## WORK TO BE COMPLETED
Each record below should be written out again exactly.

## INPUT RECORDS
• • • •

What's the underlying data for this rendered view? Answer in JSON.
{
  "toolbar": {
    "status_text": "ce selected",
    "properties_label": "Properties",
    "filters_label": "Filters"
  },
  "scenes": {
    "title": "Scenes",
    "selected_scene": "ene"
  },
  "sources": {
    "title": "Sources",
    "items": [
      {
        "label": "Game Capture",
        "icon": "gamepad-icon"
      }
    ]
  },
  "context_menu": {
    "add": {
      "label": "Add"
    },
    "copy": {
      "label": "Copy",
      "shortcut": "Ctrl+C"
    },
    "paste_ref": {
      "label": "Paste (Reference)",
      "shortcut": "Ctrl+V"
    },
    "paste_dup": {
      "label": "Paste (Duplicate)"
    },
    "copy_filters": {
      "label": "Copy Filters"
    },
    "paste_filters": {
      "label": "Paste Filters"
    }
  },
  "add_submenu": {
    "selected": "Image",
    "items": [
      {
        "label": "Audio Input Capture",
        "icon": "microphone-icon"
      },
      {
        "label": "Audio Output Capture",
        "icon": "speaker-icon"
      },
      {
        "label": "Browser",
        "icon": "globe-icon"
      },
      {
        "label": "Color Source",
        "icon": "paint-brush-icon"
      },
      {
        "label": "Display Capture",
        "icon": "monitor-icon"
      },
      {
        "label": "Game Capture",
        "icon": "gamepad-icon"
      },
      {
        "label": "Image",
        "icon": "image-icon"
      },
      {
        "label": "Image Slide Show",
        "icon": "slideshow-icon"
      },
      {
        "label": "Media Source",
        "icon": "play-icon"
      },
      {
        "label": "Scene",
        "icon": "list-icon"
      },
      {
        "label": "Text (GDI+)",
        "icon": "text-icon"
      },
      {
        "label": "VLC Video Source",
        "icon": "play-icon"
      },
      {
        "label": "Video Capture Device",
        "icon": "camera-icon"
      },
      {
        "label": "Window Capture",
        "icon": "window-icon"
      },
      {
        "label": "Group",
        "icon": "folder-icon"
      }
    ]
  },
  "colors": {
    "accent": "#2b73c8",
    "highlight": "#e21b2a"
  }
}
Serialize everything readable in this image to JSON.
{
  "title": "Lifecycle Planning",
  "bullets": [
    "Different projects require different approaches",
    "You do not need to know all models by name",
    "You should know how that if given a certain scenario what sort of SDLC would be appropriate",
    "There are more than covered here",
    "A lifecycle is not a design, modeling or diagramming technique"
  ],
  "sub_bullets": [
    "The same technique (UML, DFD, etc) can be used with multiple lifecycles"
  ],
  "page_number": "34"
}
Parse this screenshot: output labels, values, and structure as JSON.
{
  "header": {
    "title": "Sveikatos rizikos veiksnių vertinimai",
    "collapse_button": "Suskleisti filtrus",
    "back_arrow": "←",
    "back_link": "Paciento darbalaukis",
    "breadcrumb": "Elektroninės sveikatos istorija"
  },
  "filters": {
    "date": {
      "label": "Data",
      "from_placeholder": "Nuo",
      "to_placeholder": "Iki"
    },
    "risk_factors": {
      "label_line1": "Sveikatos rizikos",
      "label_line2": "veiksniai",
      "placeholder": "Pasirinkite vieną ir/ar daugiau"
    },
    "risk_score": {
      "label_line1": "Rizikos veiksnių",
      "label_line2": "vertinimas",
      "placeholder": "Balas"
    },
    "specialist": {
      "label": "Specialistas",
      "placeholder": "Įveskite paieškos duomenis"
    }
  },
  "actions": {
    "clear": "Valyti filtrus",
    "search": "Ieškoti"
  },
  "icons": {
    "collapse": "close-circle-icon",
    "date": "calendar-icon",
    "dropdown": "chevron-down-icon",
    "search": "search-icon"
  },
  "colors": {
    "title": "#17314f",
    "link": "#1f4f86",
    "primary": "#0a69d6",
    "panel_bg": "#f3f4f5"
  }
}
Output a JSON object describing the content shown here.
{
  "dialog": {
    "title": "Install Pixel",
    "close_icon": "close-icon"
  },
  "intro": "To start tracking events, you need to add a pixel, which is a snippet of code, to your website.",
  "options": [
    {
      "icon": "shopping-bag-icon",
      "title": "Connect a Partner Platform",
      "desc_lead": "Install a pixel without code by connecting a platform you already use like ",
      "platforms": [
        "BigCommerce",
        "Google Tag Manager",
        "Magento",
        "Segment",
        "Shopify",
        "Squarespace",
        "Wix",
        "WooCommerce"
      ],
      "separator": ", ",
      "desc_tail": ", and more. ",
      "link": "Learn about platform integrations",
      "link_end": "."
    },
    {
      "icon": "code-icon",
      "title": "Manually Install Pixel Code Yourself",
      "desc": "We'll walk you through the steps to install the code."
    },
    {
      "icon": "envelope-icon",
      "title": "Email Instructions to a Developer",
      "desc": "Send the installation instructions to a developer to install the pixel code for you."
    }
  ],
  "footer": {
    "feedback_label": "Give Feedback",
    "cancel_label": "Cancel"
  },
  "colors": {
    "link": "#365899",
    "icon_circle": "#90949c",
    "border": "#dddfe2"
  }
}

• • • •

## ANSWER SECTION
What's the underlying data for this rendered view? Answer in JSON.
{
  "toolbar": {
    "status_text": "ce selected",
    "properties_label": "Properties",
    "filters_label": "Filters"
  },
  "scenes": {
    "title": "Scenes",
    "selected_scene": "ene"
  },
  "sources": {
    "title": "Sources",
    "items": [
      {
        "label": "Game Capture",
        "icon": "gamepad-icon"
      }
    ]
  },
  "context_menu": {
    "add": {
      "label": "Add"
    },
    "copy": {
      "label": "Copy",
      "shortcut": "Ctrl+C"
    },
    "paste_ref": {
      "label": "Paste (Reference)",
      "shortcut": "Ctrl+V"
    },
    "paste_dup": {
      "label": "Paste (Duplicate)"
    },
    "copy_filters": {
      "label": "Copy Filters"
    },
    "paste_filters": {
      "label": "Paste Filters"
    }
  },
  "add_submenu": {
    "selected": "Image",
    "items": [
      {
        "label": "Audio Input Capture",
        "icon": "microphone-icon"
      },
      {
        "label": "Audio Output Capture",
        "icon": "speaker-icon"
      },
      {
        "label": "Browser",
        "icon": "globe-icon"
      },
      {
        "label": "Color Source",
        "icon": "paint-brush-icon"
      },
      {
        "label": "Display Capture",
        "icon": "monitor-icon"
      },
      {
        "label": "Game Capture",
        "icon": "gamepad-icon"
      },
      {
        "label": "Image",
        "icon": "image-icon"
      },
      {
        "label": "Image Slide Show",
        "icon": "slideshow-icon"
      },
      {
        "label": "Media Source",
        "icon": "play-icon"
      },
      {
        "label": "Scene",
        "icon": "list-icon"
      },
      {
        "label": "Text (GDI+)",
        "icon": "text-icon"
      },
      {
        "label": "VLC Video Source",
        "icon": "play-icon"
      },
      {
        "label": "Video Capture Device",
        "icon": "camera-icon"
      },
      {
        "label": "Window Capture",
        "icon": "window-icon"
      },
      {
        "label": "Group",
        "icon": "folder-icon"
      }
    ]
  },
  "colors": {
    "accent": "#2b73c8",
    "highlight": "#e21b2a"
  }
}
Serialize everything readable in this image to JSON.
{
  "title": "Lifecycle Planning",
  "bullets": [
    "Different projects require different approaches",
    "You do not need to know all models by name",
    "You should know how that if given a certain scenario what sort of SDLC would be appropriate",
    "There are more than covered here",
    "A lifecycle is not a design, modeling or diagramming technique"
  ],
  "sub_bullets": [
    "The same technique (UML, DFD, etc) can be used with multiple lifecycles"
  ],
  "page_number": "34"
}
Parse this screenshot: output labels, values, and structure as JSON.
{
  "header": {
    "title": "Sveikatos rizikos veiksnių vertinimai",
    "collapse_button": "Suskleisti filtrus",
    "back_arrow": "←",
    "back_link": "Paciento darbalaukis",
    "breadcrumb": "Elektroninės sveikatos istorija"
  },
  "filters": {
    "date": {
      "label": "Data",
      "from_placeholder": "Nuo",
      "to_placeholder": "Iki"
    },
    "risk_factors": {
      "label_line1": "Sveikatos rizikos",
      "label_line2": "veiksniai",
      "placeholder": "Pasirinkite vieną ir/ar daugiau"
    },
    "risk_score": {
      "label_line1": "Rizikos veiksnių",
      "label_line2": "vertinimas",
      "placeholder": "Balas"
    },
    "specialist": {
      "label": "Specialistas",
      "placeholder": "Įveskite paieškos duomenis"
    }
  },
  "actions": {
    "clear": "Valyti filtrus",
    "search": "Ieškoti"
  },
  "icons": {
    "collapse": "close-circle-icon",
    "date": "calendar-icon",
    "dropdown": "chevron-down-icon",
    "search": "search-icon"
  },
  "colors": {
    "title": "#17314f",
    "link": "#1f4f86",
    "primary": "#0a69d6",
    "panel_bg": "#f3f4f5"
  }
}
Output a JSON object describing the content shown here.
{
  "dialog": {
    "title": "Install Pixel",
    "close_icon": "close-icon"
  },
  "intro": "To start tracking events, you need to add a pixel, which is a snippet of code, to your website.",
  "options": [
    {
      "icon": "shopping-bag-icon",
      "title": "Connect a Partner Platform",
      "desc_lead": "Install a pixel without code by connecting a platform you already use like ",
      "platforms": [
        "BigCommerce",
        "Google Tag Manager",
        "Magento",
        "Segment",
        "Shopify",
        "Squarespace",
        "Wix",
        "WooCommerce"
      ],
      "separator": ", ",
      "desc_tail": ", and more. ",
      "link": "Learn about platform integrations",
      "link_end": "."
    },
    {
      "icon": "code-icon",
      "title": "Manually Install Pixel Code Yourself",
      "desc": "We'll walk you through the steps to install the code."
    },
    {
      "icon": "envelope-icon",
      "title": "Email Instructions to a Developer",
      "desc": "Send the installation instructions to a developer to install the pixel code for you."
    }
  ],
  "footer": {
    "feedback_label": "Give Feedback",
    "cancel_label": "Cancel"
  },
  "colors": {
    "link": "#365899",
    "icon_circle": "#90949c",
    "border": "#dddfe2"
  }
}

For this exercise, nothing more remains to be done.